  • Seamless sourcing of comments and ideas
  • Certainty that all stakeholders have received and reviewed key information
  • The transformation of risk management and risk communication from a one-time exercise into a continuous process

One: Set up alerts for key events

Such key events include:

• New hazard analyses
• New hazards in the database
• New HACCP reviews
• New update reviews

I would set up automatic distribution for all of the above cases.

Alerts are effective for disseminating information, but they do not accomplish the goal of turning information into action. This means that alerts should only be one part of the risk communication toolkit.

Below is a simple example of setting up an automatic notification that will send a PDF copy of new Update Reviews in the system. Why is this useful? Usually, when someone reviews an update, there is a good reason for it: It is connected to a recall, regulatory change, or perhaps even a scientific update  ̶  all things that management should be aware of.

Automatic alert for helping risk communication

Two: Use Discussions for capturing feedback

The fastest way to reach people, regarding new risk assessments or other relevant content, is by using the built-in Discussions module which allows group email threads to be started from any record within the system.

Safefood 360° will keep the followers up-to-date on new entries as the conversation proceeds, and it will store the email conversation in line with the source record.

In the example below, the Discussions feature is used to ask colleagues for further information about a legal change that was featured in the news.

Email discussions as part of risk communication

Three: Ensure people receive and review information by using the Business Process module

One creative use for the Business Process module is to set it up for capturing e-signatures after people have reviewed important content.

It only takes a couple of minutes to set up a basic process in the module, and it can be re-used for any procedure, plan, risk assessment, or management review that you would like to share.

The pictures below show how a two-stage process in the module has been set-up:

  • First stage: The person responsible for risk communication is attaching a document to the process.
  • Second stage: Key people in the company receive an automatic notification from the module to review the document and close the action.

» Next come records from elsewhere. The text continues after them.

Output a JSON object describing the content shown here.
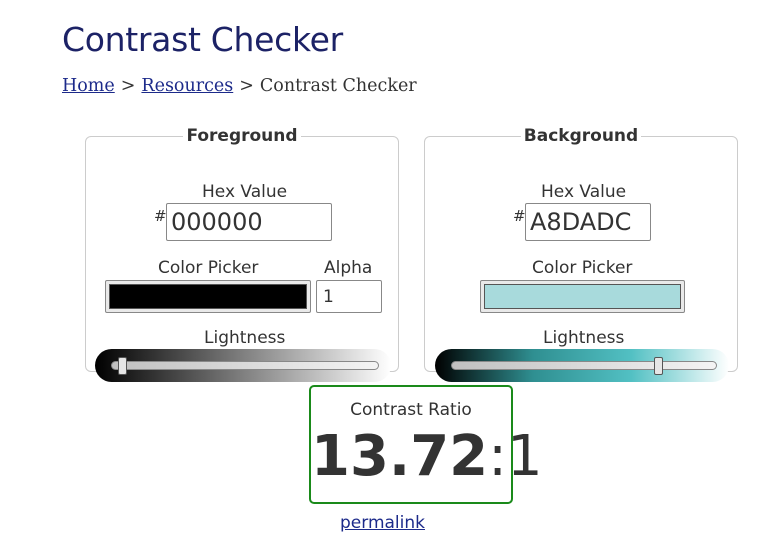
{
  "page": {
    "title": "Contrast Checker"
  },
  "breadcrumb": {
    "items": [
      "Home",
      "Resources",
      "Contrast Checker"
    ],
    "separator": ">"
  },
  "foreground": {
    "legend": "Foreground",
    "hex_label": "Hex Value",
    "hash": "#",
    "hex_value": "000000",
    "picker_label": "Color Picker",
    "picker_color": "#000000",
    "alpha_label": "Alpha",
    "alpha_value": "1",
    "lightness_label": "Lightness",
    "lightness_level": 0.04,
    "slider_gradient": [
      "#000000",
      "#ffffff"
    ]
  },
  "background": {
    "legend": "Background",
    "hex_label": "Hex Value",
    "hash": "#",
    "hex_value": "A8DADC",
    "picker_label": "Color Picker",
    "picker_color": "#A8DADC",
    "lightness_label": "Lightness",
    "lightness_level": 0.78,
    "slider_gradient": [
      "#000000",
      "#2f8f91",
      "#52c0c3",
      "#ffffff"
    ]
  },
  "contrast": {
    "label": "Contrast Ratio",
    "ratio": "13.72",
    "suffix": ":1",
    "border_color": "#1a8a1a"
  },
  "permalink": {
    "label": "permalink"
  },
  "colors": {
    "title": "#1c2266",
    "link": "#1c2a8a",
    "text": "#333333"
  }
}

There will be an electronic signature captured in the Audit Log showing when the user actually completed the action.

Using business process to verify people have received risk communications

Four: Start an annual risk management meeting

If management is reluctant to start such a meeting, it’s a bad sign and means they don’t really take risk management seriously.

Regular meetings might feel unnecessary at first, but are needed as no organization has the capacity to map out and manage all possible risks as part of a project.

Risk management needs to be an ongoing process where new risks are regularly imagined.

Risk management needs to be an ongoing process where new risks are regularly imagined.

For instance, think about Horsegate. Many companies could not even imagine the possibility of someone manipulating the entire supply chain, from traders to vets and logistics companies, in order to sell horse meat. And yet, they did!

This highlights that no matter how thorough the planning, or how outlandish or improbable an event may seem, you should never be complacent. New risks emerge all the time.

For recording these meetings, you could use the Management Review module and have an agenda set up for a recurring management review program.

How do you manage risk communication?

I hope these tactics have been useful. By using the Safefood 360° system more creatively, you can automate and improve many of the parts of risk communication that usually feel difficult and valueless.

How do you manage risk communication in practice? What type of challenges have you had and how did you overcome those challenges?